Egg Foo Yung Techniques

Updated April 17, 2017

Egg foo yung is an egg-based entrée containing Asian-inspired vegetables and sometimes chicken or seafood. Typically found on menus in Chinese restaurants, egg foo yung is reminiscent of an omelette, but while western-style omelettes are folded, egg foo yung more closely resembles an egg and vegetable pancake.

Woks Rule

For best results, a wok should be used for cooking egg foo yung. The bottom of a wok is the perfect size for a large egg foo yung patty, with plenty of room for making smaller ones too.

Sauté Away

One of the secrets to making an egg foo yung recipe work is to sauté vegetable ingredients beforehand. Carrots, onions and bean sprouts are firm when raw, so lightly cooking them in advance will help with making it easier to prepare tasty egg foo yung.

Mix Separately

Another secret to preparing an egg foo yung recipe is to whisk the eggs in a separate bowl before gently mixing them with vegetables.

The Flip

After pouring enough egg mixture into a wok with hot oil to form one large patty or two smaller patties, the mixture should cook until the edges begin to turn brown. The final secret to perfecting egg foo yung is in the "flip" technique of the patties. The curved walls of the wok allow you to slide a spatula underneath egg foo yung, quickly scooping the patty up and flipping it onto the other side to finish cooking.

Vegetable Egg Foo Yung Recipe

There are many variations of egg foo yung to be found. Along with vegetables, there are recipes for egg foo yung that include chicken, shrimp and salmon.

For a basic vegetable egg foo yung, sauté one carrot, one onion, two sliced scallions and 1 cup of bean sprouts in 2 tbsp vegetable oil over medium heat until semitranslucent. Remove from heat and place vegetables in a small bowl. Whisk six eggs in a large bowl, adding salt and pepper to taste and 1 tbsp soy sauce. Add cooked vegetables and 3/4 cup peas to the egg mixture. Heat 2 tbsp vegetable oil in wok and bring to medium-high heat. Pour the egg mix into wok, creating one large patty or two small ones. Cook until edges begin to brown.
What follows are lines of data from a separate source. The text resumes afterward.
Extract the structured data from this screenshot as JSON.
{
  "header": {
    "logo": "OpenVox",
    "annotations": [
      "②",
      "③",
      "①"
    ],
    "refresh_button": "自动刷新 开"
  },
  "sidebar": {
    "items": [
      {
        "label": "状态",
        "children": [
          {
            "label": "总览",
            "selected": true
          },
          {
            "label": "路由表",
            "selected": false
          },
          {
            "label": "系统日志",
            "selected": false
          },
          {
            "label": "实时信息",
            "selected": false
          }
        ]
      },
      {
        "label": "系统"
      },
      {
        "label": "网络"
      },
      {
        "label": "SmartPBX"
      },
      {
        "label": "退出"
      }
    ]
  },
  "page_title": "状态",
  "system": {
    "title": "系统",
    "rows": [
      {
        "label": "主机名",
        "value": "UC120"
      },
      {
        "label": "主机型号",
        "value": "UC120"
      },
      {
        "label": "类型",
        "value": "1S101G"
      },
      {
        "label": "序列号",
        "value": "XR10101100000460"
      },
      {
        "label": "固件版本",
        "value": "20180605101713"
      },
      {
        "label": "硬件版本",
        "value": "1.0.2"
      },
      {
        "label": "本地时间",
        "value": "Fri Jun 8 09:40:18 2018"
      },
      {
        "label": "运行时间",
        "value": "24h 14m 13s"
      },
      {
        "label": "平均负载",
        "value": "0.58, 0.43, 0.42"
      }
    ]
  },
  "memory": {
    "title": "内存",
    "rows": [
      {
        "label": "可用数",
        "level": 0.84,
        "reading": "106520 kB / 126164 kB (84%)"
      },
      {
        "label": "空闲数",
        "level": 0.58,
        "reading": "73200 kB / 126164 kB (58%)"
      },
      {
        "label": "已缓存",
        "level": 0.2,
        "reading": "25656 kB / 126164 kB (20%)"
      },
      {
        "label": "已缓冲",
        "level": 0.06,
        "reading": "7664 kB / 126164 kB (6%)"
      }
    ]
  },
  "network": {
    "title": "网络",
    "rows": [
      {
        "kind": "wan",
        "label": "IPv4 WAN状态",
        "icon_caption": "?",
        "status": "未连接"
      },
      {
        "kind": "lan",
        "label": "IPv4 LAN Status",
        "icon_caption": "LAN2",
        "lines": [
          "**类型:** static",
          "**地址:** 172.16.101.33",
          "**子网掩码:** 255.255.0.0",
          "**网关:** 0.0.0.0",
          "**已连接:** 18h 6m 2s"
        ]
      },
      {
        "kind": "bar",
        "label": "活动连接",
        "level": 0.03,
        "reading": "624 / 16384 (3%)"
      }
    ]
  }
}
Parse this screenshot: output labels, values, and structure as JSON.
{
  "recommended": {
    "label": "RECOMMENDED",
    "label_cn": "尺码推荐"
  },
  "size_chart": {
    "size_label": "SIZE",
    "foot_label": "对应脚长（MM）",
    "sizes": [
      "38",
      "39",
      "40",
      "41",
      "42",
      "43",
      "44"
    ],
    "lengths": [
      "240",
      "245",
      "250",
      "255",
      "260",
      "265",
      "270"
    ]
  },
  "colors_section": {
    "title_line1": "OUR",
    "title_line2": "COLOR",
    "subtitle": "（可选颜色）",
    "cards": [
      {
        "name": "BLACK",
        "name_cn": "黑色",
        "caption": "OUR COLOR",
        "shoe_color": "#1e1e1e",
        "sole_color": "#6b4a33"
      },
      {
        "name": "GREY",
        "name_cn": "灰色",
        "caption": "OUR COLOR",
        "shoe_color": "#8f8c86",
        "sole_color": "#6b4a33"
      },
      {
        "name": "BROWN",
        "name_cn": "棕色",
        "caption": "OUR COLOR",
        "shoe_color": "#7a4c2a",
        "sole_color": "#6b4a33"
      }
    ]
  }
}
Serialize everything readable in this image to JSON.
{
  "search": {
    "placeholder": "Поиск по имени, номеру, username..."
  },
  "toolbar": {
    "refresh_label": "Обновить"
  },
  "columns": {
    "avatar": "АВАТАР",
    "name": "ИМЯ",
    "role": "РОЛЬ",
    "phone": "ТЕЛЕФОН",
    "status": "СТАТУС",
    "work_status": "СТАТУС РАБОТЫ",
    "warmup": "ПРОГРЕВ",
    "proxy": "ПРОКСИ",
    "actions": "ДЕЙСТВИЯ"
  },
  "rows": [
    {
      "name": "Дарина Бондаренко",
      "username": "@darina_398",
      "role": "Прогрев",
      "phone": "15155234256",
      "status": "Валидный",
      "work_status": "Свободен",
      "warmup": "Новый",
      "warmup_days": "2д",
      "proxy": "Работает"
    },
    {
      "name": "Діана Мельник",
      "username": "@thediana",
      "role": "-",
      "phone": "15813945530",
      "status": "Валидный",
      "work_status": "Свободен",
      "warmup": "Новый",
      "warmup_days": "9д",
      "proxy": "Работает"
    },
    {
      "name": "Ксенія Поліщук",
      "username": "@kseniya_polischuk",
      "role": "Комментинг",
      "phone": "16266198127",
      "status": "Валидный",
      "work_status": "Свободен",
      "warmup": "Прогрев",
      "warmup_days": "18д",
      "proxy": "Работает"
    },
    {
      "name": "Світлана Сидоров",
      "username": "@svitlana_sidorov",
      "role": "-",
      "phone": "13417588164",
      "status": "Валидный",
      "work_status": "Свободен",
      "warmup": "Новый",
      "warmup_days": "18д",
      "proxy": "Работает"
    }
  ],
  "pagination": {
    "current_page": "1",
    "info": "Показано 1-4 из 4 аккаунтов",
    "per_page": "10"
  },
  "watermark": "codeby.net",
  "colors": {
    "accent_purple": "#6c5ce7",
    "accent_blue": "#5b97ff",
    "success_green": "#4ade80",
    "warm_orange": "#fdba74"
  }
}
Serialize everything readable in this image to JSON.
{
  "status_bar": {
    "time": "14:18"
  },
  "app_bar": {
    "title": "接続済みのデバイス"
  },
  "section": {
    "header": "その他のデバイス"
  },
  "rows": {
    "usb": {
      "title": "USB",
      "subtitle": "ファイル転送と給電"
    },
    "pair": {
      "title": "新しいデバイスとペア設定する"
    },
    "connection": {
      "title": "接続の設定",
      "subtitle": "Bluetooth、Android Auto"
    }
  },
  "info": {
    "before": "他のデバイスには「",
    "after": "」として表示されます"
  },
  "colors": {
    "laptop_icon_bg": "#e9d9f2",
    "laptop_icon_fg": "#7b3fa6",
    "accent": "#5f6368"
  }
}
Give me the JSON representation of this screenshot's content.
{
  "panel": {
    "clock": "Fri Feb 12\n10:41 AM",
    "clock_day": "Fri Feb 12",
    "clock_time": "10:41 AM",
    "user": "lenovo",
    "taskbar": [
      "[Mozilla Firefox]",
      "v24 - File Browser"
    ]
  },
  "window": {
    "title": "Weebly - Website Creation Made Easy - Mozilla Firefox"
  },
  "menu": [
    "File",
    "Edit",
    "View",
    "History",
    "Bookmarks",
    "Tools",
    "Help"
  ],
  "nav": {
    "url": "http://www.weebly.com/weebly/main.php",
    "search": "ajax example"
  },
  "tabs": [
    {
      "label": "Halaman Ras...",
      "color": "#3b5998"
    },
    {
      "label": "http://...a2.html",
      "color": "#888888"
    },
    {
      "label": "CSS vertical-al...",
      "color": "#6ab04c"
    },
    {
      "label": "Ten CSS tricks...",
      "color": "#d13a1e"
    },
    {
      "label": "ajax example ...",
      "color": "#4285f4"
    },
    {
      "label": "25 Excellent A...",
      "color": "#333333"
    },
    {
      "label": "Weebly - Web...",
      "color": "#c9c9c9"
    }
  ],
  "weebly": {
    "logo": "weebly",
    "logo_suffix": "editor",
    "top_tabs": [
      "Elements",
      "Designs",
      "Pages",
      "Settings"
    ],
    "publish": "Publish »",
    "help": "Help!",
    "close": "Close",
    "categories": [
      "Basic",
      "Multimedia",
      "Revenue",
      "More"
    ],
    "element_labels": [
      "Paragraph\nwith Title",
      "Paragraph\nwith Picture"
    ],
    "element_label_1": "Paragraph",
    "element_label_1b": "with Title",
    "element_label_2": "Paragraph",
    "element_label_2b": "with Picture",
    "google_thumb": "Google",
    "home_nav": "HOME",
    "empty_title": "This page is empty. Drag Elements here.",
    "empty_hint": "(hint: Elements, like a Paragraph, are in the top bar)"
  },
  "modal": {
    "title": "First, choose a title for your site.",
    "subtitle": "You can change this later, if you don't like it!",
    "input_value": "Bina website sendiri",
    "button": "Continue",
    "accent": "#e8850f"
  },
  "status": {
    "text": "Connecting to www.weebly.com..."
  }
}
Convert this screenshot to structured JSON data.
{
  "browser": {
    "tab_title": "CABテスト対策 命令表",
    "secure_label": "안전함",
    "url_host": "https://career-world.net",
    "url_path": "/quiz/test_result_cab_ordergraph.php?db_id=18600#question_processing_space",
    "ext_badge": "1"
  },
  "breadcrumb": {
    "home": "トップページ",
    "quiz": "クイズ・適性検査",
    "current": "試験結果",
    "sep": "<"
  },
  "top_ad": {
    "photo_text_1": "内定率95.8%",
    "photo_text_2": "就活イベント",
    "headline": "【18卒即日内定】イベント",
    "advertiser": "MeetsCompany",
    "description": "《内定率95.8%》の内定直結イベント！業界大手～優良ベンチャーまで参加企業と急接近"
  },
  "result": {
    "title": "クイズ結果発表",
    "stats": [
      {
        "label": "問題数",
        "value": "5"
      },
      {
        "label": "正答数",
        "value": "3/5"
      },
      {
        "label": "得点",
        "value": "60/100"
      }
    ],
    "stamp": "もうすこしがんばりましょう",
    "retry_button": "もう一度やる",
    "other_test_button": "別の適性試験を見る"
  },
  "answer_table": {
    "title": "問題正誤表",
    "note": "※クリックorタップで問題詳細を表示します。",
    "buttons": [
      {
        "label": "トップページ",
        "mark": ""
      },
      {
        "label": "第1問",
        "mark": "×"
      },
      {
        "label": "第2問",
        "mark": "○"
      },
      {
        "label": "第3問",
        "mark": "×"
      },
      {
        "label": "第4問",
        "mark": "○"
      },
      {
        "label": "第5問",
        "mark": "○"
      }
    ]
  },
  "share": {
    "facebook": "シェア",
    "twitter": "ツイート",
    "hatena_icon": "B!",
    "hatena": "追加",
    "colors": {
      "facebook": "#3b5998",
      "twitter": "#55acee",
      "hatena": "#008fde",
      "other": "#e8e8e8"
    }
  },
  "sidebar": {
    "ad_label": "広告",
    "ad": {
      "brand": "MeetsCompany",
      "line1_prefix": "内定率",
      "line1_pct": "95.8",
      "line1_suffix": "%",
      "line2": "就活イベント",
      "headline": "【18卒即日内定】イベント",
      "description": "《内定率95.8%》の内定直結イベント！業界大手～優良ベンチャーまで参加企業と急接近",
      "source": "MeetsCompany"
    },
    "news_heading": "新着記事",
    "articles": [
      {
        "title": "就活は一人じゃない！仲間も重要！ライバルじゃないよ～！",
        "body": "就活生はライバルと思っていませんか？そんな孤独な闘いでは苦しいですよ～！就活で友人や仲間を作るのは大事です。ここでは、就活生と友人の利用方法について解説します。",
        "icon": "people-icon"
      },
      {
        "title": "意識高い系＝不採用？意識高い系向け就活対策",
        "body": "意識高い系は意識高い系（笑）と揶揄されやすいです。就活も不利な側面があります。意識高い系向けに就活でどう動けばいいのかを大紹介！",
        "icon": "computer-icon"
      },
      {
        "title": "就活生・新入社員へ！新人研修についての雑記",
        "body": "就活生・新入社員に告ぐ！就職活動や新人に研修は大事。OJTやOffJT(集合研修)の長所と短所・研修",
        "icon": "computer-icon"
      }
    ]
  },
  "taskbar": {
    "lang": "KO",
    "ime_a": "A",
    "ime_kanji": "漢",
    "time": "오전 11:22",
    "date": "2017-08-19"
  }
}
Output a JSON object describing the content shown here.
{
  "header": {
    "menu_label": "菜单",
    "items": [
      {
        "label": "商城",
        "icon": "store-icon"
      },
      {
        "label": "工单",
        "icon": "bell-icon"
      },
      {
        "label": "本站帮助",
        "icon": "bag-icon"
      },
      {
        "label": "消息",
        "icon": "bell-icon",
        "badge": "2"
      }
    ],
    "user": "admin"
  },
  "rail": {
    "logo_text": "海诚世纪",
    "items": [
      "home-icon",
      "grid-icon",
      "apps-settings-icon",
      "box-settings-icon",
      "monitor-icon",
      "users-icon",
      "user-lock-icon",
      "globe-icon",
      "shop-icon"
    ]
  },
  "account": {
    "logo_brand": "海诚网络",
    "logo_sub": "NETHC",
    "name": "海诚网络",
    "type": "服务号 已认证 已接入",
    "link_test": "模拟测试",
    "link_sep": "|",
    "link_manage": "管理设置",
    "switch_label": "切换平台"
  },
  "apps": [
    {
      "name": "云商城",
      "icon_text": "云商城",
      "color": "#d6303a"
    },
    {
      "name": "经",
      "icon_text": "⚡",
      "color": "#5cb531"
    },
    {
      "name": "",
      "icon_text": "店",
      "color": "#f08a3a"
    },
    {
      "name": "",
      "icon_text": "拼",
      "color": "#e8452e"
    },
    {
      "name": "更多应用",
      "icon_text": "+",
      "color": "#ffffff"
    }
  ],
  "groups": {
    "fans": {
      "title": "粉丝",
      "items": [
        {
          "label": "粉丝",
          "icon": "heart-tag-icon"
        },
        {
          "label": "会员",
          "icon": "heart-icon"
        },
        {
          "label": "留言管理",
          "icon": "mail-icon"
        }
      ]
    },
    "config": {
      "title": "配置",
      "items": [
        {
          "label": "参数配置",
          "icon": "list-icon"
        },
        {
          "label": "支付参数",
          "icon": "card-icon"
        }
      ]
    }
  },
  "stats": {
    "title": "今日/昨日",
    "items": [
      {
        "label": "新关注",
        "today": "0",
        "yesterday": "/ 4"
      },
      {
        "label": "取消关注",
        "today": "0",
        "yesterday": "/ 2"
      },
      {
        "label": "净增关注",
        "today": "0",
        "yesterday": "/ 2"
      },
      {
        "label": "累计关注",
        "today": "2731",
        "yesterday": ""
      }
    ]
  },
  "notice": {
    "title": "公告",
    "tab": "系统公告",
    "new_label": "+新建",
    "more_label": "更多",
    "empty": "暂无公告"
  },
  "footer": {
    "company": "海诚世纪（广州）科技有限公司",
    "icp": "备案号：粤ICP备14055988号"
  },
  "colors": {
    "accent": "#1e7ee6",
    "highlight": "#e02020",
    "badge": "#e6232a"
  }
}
Flip patties with a spatula and continue cooking for two to three minutes until cooked throughout.

To add a sauce, combine 3/4 cup chicken broth, 3 tsp cornflour, 1 tsp vinegar, 1 tsp soy sauce and 1/4 tsp salt in a small saucepan. Bring the mixture to a boil, whisking the entire time. Reduce heat and simmer. Continue to whisk until slightly thickened. Spoon over egg foo yung.

Cite this Article A tool to create a citation to reference this article Cite this Article

About the Author

Karen Nehama is a former chef and restaurant manager, currently serving as editor of a food review and recipe website. With expertise as a youth adviser, she is also a consultant for a teen advice column.